■ Directions for this task ■
Only the number is wanted: how many lines in the material below contain "nalog".

■ Supplied data ■
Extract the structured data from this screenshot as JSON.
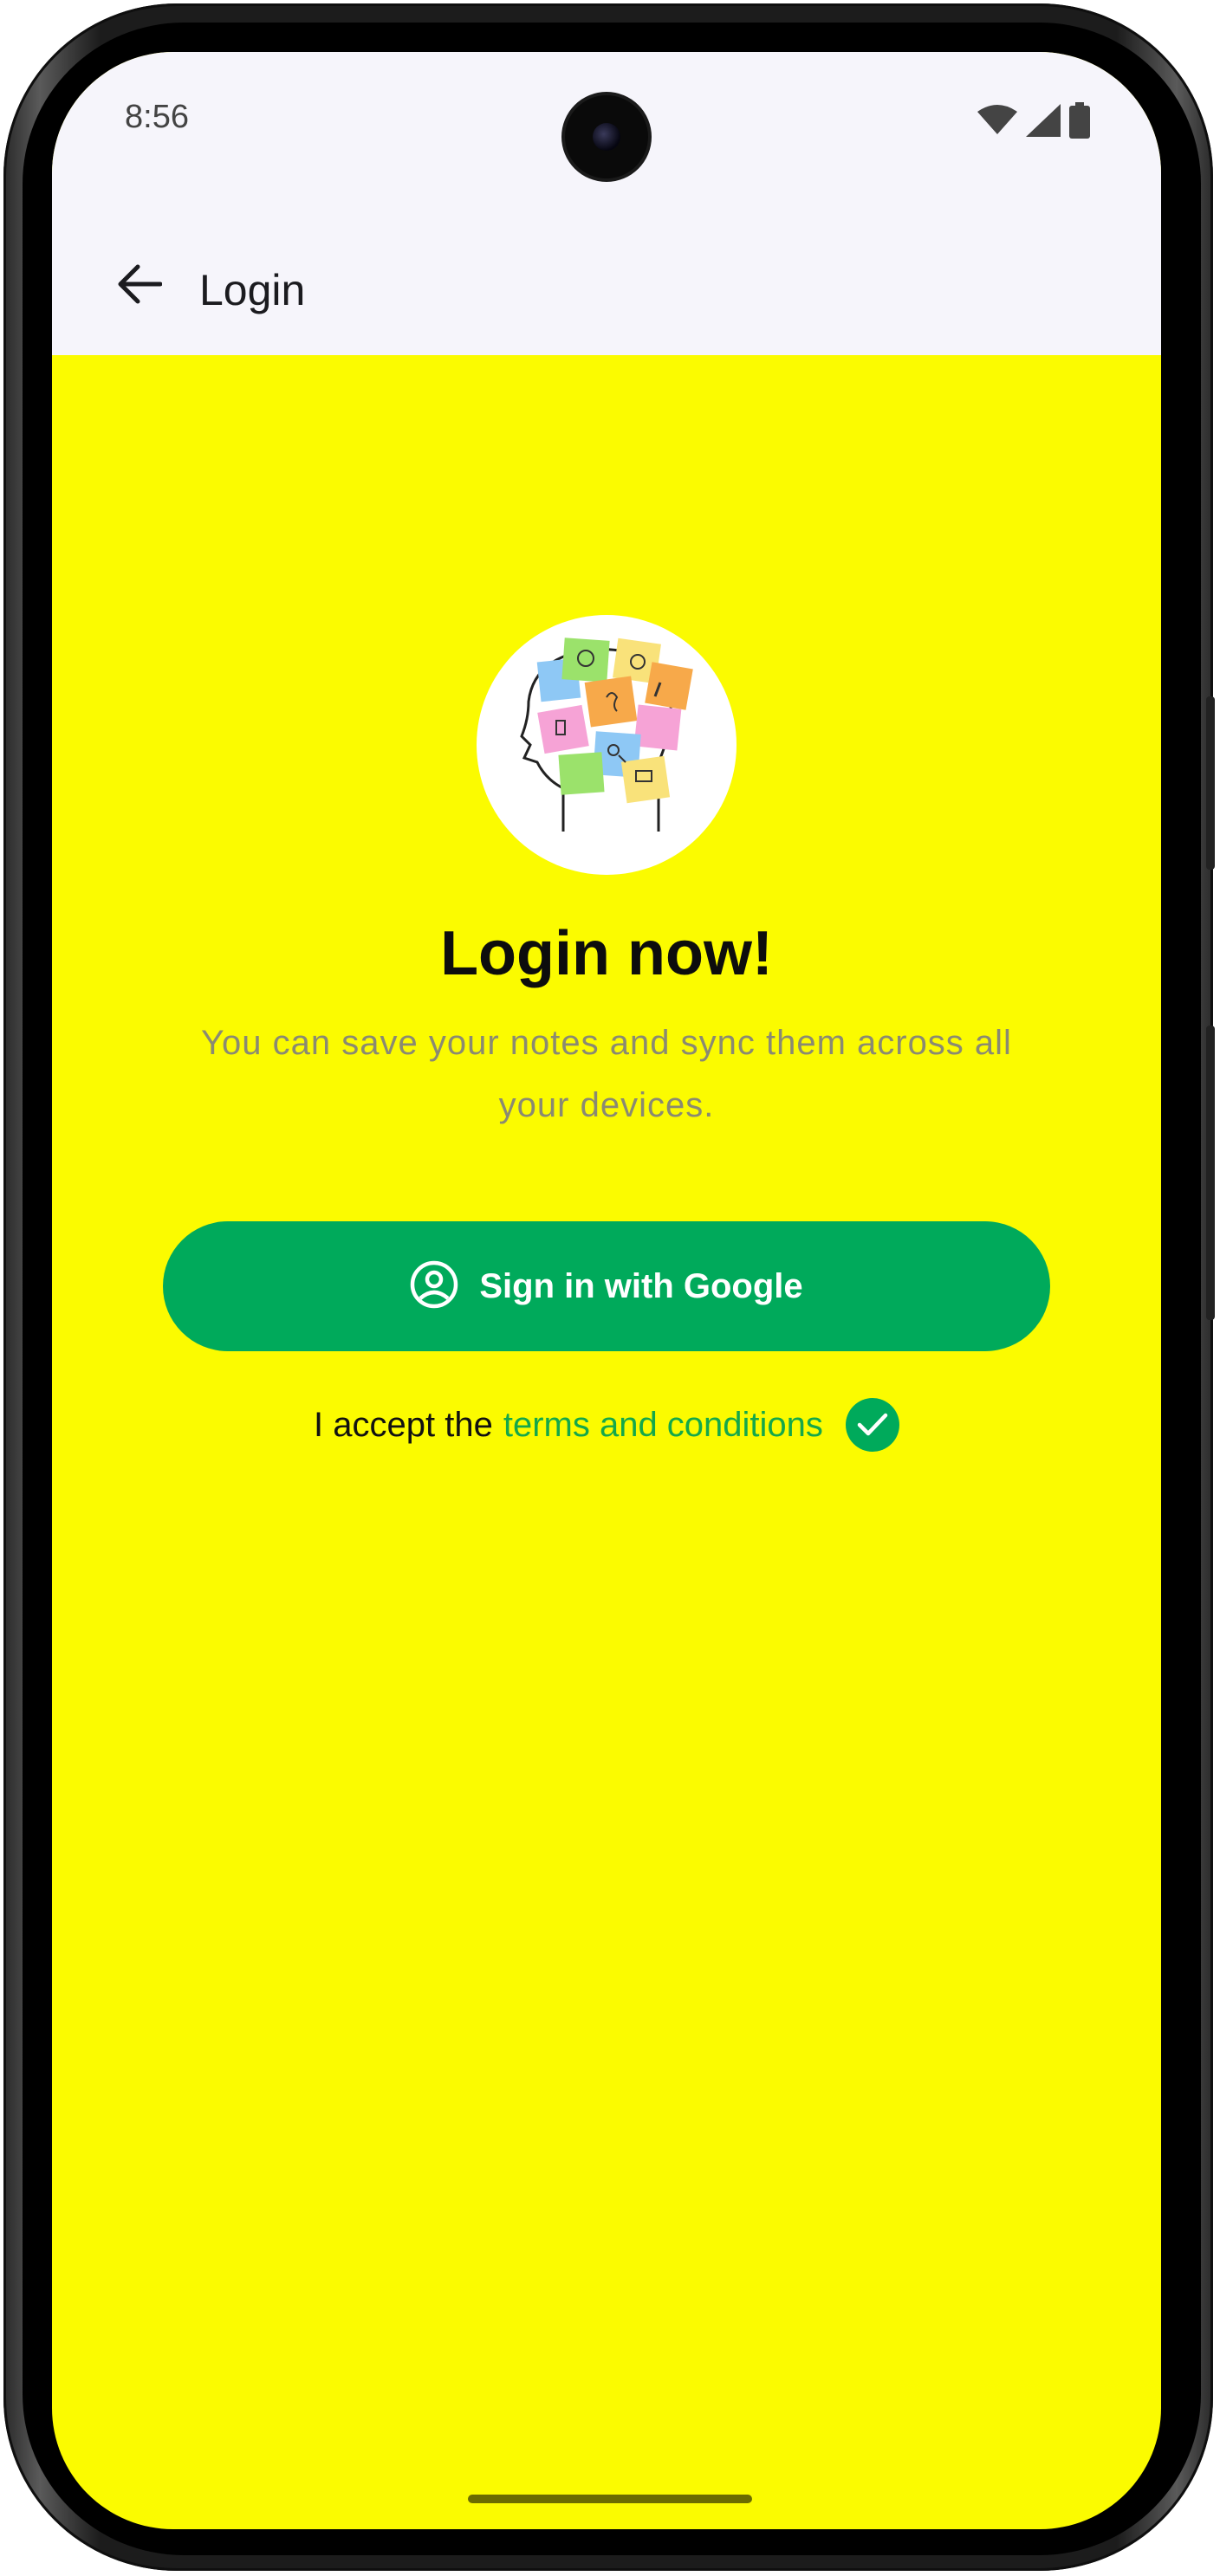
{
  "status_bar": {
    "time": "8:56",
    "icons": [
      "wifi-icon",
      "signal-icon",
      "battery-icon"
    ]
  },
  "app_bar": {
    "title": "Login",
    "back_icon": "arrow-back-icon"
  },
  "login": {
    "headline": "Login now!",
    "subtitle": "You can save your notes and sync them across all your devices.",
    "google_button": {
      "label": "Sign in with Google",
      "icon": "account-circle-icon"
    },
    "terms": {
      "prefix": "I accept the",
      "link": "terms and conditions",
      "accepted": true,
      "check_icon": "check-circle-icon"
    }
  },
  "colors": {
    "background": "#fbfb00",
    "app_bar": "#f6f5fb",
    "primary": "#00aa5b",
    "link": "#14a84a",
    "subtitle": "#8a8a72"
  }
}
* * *
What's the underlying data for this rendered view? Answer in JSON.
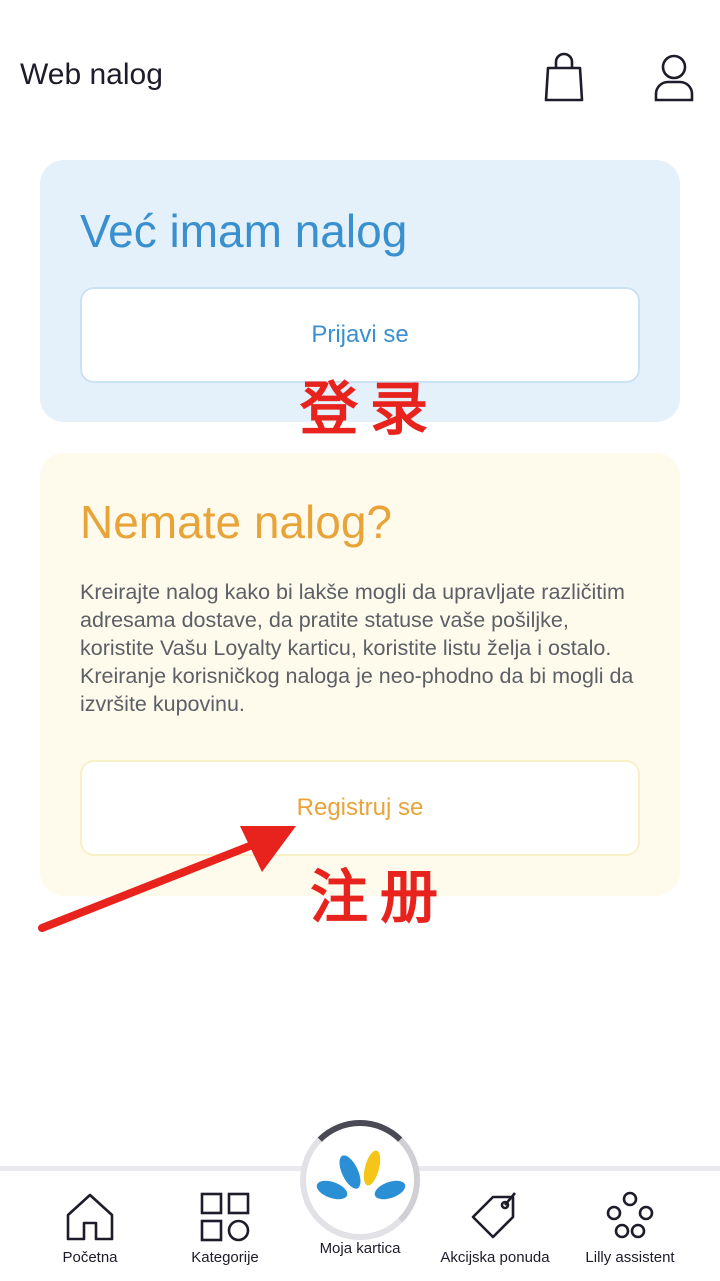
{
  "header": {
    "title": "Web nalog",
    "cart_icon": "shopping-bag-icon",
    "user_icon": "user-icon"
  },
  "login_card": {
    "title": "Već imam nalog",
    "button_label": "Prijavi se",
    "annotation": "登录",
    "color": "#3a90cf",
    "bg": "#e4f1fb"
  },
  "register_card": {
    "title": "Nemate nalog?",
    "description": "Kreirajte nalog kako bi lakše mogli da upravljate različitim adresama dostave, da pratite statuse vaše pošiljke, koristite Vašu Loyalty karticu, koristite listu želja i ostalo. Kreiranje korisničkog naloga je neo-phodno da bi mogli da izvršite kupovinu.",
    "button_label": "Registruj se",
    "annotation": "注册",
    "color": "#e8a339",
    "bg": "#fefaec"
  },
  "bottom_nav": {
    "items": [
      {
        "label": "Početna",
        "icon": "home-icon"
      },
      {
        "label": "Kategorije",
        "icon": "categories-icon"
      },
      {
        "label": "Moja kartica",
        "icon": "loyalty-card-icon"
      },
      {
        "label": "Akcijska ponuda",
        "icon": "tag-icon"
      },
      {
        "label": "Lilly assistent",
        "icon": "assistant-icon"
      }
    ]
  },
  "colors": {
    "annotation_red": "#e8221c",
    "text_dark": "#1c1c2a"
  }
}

■ Response to the task ■
4